I can easily tell you when the math does not make sense. It is when I feel a desire for a warm cup of coffee and solitude. The question for me is, "Am I really confident they understand?" When they do the Exemplers and say, "I know I am right b/c I made a chart," I have evidence but sometimes the student can try to BS their way through and then I really need to think. Clearly I need to spend more time modeling with them what good thinking looks like and they need to do more writing about their thinking. I guess I will model more and ask them to write more...which means more time reading math journals.

When they can solve the problems they are working on and explain if it is reasonable or not.
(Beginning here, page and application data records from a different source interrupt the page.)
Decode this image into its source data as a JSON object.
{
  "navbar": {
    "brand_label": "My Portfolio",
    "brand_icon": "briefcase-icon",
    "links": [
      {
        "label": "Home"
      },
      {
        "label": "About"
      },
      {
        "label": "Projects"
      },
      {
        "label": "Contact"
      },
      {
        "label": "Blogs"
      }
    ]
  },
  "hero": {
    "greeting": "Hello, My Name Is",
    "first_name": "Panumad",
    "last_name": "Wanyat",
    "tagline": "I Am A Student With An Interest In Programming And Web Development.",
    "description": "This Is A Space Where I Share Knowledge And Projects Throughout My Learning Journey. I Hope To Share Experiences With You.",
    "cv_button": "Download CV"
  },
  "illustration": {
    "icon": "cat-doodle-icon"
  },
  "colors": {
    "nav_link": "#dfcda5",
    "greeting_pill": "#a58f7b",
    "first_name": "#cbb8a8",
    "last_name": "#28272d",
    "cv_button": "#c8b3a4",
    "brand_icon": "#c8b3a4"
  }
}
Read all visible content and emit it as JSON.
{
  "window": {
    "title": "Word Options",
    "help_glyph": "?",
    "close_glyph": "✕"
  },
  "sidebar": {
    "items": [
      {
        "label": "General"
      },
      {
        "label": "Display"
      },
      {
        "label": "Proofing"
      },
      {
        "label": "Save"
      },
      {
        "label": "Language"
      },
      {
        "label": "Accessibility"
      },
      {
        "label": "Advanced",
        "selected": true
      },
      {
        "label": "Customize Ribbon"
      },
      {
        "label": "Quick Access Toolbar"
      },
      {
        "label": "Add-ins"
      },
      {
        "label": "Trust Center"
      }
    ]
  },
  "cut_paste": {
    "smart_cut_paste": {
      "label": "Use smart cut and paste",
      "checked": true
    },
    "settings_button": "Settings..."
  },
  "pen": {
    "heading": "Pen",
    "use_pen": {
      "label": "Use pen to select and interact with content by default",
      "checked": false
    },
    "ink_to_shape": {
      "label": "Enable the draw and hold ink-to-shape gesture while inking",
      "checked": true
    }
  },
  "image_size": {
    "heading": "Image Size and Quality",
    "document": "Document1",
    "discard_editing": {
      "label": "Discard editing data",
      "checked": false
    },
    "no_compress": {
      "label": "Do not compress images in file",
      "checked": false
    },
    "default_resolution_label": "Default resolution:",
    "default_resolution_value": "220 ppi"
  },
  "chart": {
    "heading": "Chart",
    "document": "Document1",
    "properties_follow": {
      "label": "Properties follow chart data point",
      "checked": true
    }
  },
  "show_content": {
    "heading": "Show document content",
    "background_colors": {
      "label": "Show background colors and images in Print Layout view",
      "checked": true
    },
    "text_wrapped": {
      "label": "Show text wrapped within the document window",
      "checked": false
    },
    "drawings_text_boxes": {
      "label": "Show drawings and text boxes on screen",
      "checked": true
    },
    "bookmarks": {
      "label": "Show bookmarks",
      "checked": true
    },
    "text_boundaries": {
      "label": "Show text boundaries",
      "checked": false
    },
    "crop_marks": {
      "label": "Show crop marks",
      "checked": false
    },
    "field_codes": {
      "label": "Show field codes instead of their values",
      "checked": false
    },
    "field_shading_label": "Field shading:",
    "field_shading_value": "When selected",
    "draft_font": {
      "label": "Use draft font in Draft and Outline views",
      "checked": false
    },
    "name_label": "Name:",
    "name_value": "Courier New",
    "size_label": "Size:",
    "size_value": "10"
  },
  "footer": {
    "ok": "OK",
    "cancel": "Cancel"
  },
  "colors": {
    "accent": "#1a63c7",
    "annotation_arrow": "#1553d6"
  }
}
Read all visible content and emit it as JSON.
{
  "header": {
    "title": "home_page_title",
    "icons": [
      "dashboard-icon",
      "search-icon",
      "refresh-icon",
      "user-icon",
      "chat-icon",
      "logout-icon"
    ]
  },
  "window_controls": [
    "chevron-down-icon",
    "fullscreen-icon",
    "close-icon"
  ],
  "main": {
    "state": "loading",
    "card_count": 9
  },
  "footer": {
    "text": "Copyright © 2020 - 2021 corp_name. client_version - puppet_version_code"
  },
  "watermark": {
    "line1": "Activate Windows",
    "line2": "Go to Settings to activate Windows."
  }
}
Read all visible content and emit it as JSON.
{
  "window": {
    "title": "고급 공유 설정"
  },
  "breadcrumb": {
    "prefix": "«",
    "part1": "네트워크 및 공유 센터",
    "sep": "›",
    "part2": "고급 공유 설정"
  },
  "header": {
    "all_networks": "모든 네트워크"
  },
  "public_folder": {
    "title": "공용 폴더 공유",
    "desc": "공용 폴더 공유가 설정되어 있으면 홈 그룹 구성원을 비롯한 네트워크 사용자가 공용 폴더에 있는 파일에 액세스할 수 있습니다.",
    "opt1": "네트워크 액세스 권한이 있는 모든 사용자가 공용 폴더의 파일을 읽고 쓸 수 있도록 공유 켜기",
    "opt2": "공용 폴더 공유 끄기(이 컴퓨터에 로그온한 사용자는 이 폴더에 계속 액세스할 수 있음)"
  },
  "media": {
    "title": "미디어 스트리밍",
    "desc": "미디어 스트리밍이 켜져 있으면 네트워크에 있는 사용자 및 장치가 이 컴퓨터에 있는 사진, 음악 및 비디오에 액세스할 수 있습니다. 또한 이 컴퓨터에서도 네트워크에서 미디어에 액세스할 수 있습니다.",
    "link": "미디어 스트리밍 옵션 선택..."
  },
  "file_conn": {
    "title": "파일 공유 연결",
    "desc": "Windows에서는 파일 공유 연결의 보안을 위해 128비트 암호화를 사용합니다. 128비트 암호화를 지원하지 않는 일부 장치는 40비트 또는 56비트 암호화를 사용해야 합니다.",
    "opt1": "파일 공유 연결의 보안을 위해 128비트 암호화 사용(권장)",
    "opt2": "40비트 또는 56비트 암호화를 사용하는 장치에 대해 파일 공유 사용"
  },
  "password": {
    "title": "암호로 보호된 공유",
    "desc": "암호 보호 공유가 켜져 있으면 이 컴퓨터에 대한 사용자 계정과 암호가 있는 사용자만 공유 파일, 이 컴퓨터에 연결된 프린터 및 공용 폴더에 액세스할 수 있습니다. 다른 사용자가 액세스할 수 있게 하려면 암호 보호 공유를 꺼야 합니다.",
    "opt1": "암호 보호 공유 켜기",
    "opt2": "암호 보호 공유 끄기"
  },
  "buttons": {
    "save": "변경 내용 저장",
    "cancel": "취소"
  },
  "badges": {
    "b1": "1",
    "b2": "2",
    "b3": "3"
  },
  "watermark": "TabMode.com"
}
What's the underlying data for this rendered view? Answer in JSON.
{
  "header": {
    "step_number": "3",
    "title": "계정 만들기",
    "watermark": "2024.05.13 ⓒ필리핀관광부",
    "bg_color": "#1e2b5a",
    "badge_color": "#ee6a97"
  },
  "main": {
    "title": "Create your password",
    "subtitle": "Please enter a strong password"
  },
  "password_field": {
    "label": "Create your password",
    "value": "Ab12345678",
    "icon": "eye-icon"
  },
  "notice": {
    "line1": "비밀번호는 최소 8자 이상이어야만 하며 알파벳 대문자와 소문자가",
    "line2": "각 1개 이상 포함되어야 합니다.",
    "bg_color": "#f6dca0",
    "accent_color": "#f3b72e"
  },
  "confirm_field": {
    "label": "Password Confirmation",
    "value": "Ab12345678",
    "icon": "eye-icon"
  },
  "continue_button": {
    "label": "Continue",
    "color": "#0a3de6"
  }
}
Not just stating yes or no, but how they got to that answer. Try retaching it in a new way for them to gain understanding.

Again, questioning comes to mind. I think it starts with teachers modeling good questions to ask for monitoring meaning and then after practice and success, students will internalize this and have it as a lifelong skill.

on pg. 39 I liked the four types of questions and am trying to use them effectively in my day to day teaching, especially with my lower students who struggle consistently on word problems. While I feel that the type of problem solving questions (higher level learning) is often developmental, I can still use the four questioning strategies to try new ways of reaching them. I see it working sometimes, which is a positive reinforcement for me. In a testing situation, I can receive feedback on how they attack the problem. I try to have them question themselves as well. It seems to work and make them rethink the problem.

ReplyDeleteI think her last question is a sure fire way to check for meaning, "Does my answer make sense?" If a child can answer that and explain how, they are well on their way to meaningful math. I also like how she separates out, "Is it right?" from "Does it make sense?" (Pages 41-42)

ReplyDeleteWhen meaning does break down, I found her "Getting Unstuck" Questions a great resource. (Page 40) Teaching childen to go back to where it was working and then moving slowly forward, checking carefully the point that confusion arose works so well in reading and moves so natually into mathematics. This is the perfect time to "diagnose their roadblocks" and help them find their way back to meaning.

I liked the seperation of those two questions too!

DeleteDoes it make sense? I watched a child finish a benchmark in 33 minutes today. So I can honestly answer that no it didn't make sense. I think I will start with the does my answer make sense question when we start going over the benchmark!

ReplyDeleteI fear that because you ask-he/she will say no and thus the student will then drop out of the thinking. Perhaps it is "Explain how did you get your answer?"

DeleteOn page 31 I like the seven reading strategies to be looked at for math like reading. With reading it comes easier for most students but I do not believe that math is thought of in these steps. I feel if the strategies are used in math, maybe the students will go back and check work.

ReplyDeleteI agree. This may be a way to convince students that are reluctant to check their work that they have a tool, or strategy to help them.

DeleteI can easily tell you when the math does not make sense. It is when I feel a desire for a warm cup of coffee and solitude.

ReplyDeleteThe question for me is, "Am I really confident they understand?" When they do the Exemplers and say, "I know I am right b/c I made a chart," I have evidence but sometimes the student can try to BS their way through and then I really need to think. Clearly I need to spend more time modeling with them what good thinking looks like and they need to do more writing about their thinking.

I guess I will model more and ask them to write more...which means more time reading math journals.

When they can solve the problems they are working on and explain if it is reasonable or not. Not just stating yes or no, but how they got to that answer. Try retaching it in a new way for them to gain understanding.

ReplyDeleteAgain, questioning comes to mind. I think it starts with teachers modeling good questions to ask for monitoring meaning and then after practice and success, students will internalize this and have it as a lifelong skill.

ReplyDelete